After 2020, the role of CIO will never be the same. No one knows that better than the technology executives leading the largest companies in the U.S.
This group of leaders has been tested more this year than ever before. In 2020, we’ve watched the pace of innovation accelerate exponentially as technology became critical, not just in securing a competitive advantage but at a far more basic level — ensuring businesses could function in an all-virtual environment. Now, the CIO purview has expanded to include business continuity, organizational strategy and even HR.
Suffice it to say, these leaders aren’t just the “tech guys” anymore.
Over the past few years, we’ve been monitoring shifts in the CIO role as we look at the executives who hold that position across the Fortune 500. This is our list as we head into 2021 (click here for your free download). Using our BI PRO platform, we were able to identify a few interesting trends. Click here to download the full list for free!
The rise of the female CIO
Inclusion has been a hot topic this year, and executive leadership has long been hailed as an area that’s ripe for a diversity overhaul. In the CIO role, there is some positive news to report: 22% of leaders on the list this year are women, which marks a small but noteworthy increase over 2018, when the number of women in the CIO role stood at just 20%.

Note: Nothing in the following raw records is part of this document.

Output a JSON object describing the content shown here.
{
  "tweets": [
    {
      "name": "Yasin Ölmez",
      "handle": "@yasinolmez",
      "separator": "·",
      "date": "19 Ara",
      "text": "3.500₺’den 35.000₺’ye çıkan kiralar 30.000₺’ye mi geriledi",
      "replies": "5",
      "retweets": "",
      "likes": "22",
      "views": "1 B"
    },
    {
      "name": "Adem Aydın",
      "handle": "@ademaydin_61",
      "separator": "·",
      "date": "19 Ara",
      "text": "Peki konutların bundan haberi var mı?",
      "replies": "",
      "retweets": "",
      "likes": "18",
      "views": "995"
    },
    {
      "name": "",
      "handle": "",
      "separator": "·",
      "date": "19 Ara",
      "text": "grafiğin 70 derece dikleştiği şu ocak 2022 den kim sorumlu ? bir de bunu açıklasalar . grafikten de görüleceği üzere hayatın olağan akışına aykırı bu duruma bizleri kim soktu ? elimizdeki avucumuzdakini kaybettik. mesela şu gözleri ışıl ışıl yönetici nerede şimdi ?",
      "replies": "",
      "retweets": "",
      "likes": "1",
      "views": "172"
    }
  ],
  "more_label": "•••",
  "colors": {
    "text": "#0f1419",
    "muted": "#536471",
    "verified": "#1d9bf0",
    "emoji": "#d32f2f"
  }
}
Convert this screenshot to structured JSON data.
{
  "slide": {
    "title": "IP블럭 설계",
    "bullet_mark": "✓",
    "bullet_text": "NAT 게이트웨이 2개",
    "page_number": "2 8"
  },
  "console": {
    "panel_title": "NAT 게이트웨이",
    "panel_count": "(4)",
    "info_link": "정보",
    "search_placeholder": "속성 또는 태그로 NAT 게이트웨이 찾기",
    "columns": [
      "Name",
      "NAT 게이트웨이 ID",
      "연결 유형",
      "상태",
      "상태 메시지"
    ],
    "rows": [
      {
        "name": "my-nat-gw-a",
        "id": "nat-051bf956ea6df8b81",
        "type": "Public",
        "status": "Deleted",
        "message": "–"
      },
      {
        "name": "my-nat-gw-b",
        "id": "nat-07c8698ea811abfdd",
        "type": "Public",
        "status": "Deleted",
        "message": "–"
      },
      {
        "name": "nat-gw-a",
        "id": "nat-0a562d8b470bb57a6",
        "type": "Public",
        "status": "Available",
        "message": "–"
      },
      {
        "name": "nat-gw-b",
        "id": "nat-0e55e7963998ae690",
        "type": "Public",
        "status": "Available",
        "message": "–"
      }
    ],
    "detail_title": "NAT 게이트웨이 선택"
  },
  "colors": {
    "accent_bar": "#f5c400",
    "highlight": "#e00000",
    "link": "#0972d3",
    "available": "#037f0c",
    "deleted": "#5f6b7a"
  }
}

A few of those women are new to their roles — Nasrin Rezai, for instance, is now SVP and chief information security officer at Verizon Communications Inc.; and Bridget E. Engle is chief operations and technology officer with Bank of New York Mellon Corporation — and experts say the pandemic could have the unexpected side benefit of increasing the number of female CIOs overall. According to the 2020 Harvey Nash/KPMG CIO Survey, which collected responses from more than 4,200 technology leaders across 83 countries: “More than two-thirds of organizations feel that being diverse has improved trust and collaboration in the technology team. The survey also hints that the flexible nature of remote working may prompt greater inclusion, but only time will tell.”
When you look at the leading business priorities among CIOs this year (which you can do in our BI PRO platform), you see a common thread running across their key initiatives — and it’s not survival.
The list includes innovation, accelerating digital initiatives and digital transformation. Work from home also lands on the list of priorities, but anecdotal evidence shows that’s not as much about the basics of ensuring employees have what they need to work remotely. It’s more a matter of ensuring business continuity and reimagining the future of work. As a result, more than six in 10 CIOs told the Harvey Nash/KPMG researchers they feel more influential at the end of 2020 than they did at the start.
A recent CIO survey from Gartner supports that rising sentiment.
“The support for remote work that the COVID-19 pandemic brought on might be the biggest win for CIOs since Y2K,” Andy Rowsell-Jones, distinguished research vice president at Gartner, said in the survey. “They now have the attention of the CEO. They have convinced senior business leaders of the need to modernize technology, and they have prompted boards of directors to accelerate enterprise digital business initiatives. CIOs must seize this moment because they may never get another opportunity like it.”
Dipping a toe into HR
As we mentioned above, working from home remains a top priority among CIOs, largely because the COVID-19 pandemic is forcing companies to reimagine the future of work in ways we couldn’t have predicted back in March. But it’s no longer just about ensuring everyone has VPN access and a Zoom account: A recent survey from IDG research found that 37% of IT leaders have made “improving the remote work experience” a top priority.
That involves analyzing the unique needs of your organization and its employees. It also requires a deep understanding of company culture and how technology can support your company’s values and strategic goals. We particularly like the way Fletcher Previn, CIO of IBM, summed it up back in April: “CIOs have an opportunity during the pandemic to keep organizations together, navigate stresses and strains and help employees come out the other side.”
Bigger budgets and teams
Outfitting organizations with the systems and platforms they need to function in a pandemic is expensive.
According to the Harvey Nash/KPMG survey, global IT leaders reported a median spend of 5% of their IT budgets to deal with the effects of COVID-19. That amounted to about $15 billion per week during the first three months of the crisis.
Now, IT leaders are expecting that spending spree to continue. The same survey found that 43% of technology leaders are expecting their budgets to increase moving forward, and 45% are expecting an increase in headcount, as well.
We see those expectations playing out in our BI PRO analysis, as business priorities are centered around innovation, acceleration and growth. And if the pace of a pandemic reality continues, IT leaders will be looking to make investments in those areas fast as they look to remain not just competitive but viable no matter what comes their way.
You can find more information about each of the executives on this list on the Boardroom Insiders platform, which is home to more than 21,000 profiles on executives at Fortune 1000 companies across the U.S. Our BI PRO platform takes the information in those profiles one step further, providing you with in-depth, real-time insights into what these leaders are focused on and where they’re headed next.